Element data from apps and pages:
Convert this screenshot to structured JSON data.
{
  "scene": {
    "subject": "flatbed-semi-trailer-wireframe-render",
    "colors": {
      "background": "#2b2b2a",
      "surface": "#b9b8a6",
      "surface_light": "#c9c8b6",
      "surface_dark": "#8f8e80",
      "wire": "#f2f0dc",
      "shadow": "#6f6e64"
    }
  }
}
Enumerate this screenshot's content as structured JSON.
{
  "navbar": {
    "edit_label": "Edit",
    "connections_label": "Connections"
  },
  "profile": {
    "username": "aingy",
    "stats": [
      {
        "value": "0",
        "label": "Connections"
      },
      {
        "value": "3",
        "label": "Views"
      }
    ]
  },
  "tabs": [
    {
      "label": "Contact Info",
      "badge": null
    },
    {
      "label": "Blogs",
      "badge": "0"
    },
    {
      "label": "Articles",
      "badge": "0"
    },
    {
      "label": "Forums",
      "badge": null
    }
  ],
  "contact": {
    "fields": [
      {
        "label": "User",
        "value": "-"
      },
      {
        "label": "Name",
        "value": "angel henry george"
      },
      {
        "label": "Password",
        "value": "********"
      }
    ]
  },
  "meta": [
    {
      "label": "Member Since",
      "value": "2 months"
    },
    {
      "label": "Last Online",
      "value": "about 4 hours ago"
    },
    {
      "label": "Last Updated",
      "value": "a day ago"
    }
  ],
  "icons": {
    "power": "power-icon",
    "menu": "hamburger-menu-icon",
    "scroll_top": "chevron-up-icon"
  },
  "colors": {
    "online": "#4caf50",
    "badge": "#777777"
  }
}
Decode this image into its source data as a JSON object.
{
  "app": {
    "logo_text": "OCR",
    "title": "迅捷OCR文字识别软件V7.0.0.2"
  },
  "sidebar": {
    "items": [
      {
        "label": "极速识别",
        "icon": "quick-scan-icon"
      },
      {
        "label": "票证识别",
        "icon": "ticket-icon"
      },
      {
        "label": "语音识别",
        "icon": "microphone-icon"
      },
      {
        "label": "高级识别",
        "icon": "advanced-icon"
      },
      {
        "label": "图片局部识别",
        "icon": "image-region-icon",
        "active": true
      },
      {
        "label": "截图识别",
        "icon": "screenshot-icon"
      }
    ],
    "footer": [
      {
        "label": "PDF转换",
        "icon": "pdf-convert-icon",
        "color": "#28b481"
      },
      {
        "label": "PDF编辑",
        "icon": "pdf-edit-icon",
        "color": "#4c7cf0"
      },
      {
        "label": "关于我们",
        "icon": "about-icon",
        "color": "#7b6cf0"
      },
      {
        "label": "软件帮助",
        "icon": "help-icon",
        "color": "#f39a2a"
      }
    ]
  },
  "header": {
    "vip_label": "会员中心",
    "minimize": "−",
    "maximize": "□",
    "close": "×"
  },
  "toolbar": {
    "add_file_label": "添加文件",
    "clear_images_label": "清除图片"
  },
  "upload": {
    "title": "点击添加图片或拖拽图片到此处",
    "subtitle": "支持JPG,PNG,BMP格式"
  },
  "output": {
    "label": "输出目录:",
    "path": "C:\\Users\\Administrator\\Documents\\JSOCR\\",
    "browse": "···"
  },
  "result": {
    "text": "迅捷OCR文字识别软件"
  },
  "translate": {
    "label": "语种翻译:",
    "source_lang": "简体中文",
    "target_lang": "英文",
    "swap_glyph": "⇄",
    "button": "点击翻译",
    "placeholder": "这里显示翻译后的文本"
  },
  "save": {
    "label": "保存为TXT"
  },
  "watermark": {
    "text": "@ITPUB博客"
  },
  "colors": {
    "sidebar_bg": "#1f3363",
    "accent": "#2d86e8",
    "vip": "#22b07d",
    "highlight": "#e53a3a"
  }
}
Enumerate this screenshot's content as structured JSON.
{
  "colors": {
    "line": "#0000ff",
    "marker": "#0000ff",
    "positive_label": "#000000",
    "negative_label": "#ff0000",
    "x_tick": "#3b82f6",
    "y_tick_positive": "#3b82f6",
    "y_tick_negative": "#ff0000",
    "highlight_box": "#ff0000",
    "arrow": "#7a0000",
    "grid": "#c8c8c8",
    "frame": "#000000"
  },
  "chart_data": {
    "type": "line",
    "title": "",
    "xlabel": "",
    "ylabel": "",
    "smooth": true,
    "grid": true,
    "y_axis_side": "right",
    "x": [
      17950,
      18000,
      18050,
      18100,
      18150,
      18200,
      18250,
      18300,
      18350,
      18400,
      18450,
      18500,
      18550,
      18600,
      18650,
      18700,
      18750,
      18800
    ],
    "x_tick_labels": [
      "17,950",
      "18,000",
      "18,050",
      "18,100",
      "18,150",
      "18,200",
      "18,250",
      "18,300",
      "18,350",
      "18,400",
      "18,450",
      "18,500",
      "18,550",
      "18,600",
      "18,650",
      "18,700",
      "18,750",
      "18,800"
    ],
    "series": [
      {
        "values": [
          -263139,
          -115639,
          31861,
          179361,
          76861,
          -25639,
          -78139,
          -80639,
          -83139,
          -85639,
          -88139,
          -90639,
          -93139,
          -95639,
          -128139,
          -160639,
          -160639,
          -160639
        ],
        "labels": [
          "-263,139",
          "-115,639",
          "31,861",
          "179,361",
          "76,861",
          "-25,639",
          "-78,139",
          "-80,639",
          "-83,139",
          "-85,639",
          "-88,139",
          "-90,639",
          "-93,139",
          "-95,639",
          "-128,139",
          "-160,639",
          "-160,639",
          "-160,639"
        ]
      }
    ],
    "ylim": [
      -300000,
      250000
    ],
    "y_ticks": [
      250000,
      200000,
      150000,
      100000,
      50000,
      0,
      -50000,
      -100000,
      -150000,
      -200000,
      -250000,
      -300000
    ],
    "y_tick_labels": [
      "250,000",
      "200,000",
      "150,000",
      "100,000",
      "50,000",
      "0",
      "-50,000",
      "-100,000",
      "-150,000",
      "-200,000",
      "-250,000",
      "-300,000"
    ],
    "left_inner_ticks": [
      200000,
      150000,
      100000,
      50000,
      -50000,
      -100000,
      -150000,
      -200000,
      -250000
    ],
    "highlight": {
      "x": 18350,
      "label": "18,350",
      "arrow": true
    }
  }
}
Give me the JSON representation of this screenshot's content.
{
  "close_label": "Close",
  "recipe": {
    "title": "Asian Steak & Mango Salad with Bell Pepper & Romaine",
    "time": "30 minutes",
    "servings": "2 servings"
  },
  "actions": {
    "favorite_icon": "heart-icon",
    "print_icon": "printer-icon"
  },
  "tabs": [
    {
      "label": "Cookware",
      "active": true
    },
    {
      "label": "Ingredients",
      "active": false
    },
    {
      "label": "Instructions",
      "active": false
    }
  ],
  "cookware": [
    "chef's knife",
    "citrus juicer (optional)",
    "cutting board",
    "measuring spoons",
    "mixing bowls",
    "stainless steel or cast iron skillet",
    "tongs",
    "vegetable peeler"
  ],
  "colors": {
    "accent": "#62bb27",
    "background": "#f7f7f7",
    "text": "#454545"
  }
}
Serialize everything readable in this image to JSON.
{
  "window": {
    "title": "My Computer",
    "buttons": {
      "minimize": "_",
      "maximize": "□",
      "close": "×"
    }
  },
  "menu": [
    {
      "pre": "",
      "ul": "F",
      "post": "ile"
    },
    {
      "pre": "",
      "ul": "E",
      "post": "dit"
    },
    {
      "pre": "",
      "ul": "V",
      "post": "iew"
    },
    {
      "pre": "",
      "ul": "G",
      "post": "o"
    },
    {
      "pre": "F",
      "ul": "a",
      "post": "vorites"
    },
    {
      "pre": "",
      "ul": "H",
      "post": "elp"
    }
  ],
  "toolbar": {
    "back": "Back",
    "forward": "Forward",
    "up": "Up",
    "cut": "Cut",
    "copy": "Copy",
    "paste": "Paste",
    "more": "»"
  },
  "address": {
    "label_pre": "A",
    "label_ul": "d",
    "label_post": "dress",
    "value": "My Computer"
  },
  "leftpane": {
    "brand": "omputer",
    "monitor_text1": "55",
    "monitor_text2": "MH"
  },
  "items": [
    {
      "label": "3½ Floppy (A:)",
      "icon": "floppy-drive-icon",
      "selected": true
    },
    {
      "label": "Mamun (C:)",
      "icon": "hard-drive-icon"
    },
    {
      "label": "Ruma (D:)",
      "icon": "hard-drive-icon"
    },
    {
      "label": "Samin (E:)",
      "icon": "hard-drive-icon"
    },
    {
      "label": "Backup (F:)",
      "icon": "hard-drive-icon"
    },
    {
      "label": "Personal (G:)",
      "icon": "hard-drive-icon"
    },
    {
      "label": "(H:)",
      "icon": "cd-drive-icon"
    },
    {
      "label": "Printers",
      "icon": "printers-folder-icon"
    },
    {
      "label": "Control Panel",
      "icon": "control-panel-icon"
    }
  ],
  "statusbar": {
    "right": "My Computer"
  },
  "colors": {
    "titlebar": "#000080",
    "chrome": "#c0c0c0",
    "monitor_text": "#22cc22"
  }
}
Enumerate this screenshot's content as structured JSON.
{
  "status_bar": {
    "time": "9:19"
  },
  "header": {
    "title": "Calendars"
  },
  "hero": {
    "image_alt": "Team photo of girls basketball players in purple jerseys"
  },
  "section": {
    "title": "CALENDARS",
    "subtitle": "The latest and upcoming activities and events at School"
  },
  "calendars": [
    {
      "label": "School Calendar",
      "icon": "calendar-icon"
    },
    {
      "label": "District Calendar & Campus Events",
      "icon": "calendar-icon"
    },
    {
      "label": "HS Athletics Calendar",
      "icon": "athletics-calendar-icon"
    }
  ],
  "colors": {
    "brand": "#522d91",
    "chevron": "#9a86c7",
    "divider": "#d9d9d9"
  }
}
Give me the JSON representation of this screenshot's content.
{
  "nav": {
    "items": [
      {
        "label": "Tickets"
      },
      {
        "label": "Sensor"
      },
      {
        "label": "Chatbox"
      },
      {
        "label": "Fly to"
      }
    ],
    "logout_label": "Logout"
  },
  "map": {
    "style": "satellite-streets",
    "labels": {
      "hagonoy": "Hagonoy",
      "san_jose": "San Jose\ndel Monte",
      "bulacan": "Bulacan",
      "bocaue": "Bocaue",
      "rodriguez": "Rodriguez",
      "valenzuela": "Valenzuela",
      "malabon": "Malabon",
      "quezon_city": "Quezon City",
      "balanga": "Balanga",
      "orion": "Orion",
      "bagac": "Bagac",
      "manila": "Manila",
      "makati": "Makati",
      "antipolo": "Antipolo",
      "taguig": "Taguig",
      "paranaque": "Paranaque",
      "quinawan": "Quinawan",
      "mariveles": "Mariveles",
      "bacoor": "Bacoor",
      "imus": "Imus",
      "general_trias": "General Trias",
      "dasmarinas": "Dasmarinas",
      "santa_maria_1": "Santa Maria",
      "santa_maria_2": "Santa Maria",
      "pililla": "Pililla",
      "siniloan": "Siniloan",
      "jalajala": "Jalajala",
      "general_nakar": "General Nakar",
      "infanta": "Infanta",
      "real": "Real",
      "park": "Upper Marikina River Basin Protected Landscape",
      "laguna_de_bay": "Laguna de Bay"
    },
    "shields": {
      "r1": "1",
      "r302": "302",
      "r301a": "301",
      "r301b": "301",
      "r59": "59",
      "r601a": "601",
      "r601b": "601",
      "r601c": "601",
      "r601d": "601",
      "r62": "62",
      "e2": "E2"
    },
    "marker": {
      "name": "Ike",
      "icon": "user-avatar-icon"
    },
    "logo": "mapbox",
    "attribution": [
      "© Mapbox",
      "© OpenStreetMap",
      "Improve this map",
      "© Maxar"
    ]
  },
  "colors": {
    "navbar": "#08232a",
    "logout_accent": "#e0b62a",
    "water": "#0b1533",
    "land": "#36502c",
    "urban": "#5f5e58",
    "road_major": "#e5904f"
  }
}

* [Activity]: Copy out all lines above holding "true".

* [Answer to this problem]:
        "active": true
    "smooth": true,
    "grid": true,
      "arrow": true
      "active": true
      "selected": true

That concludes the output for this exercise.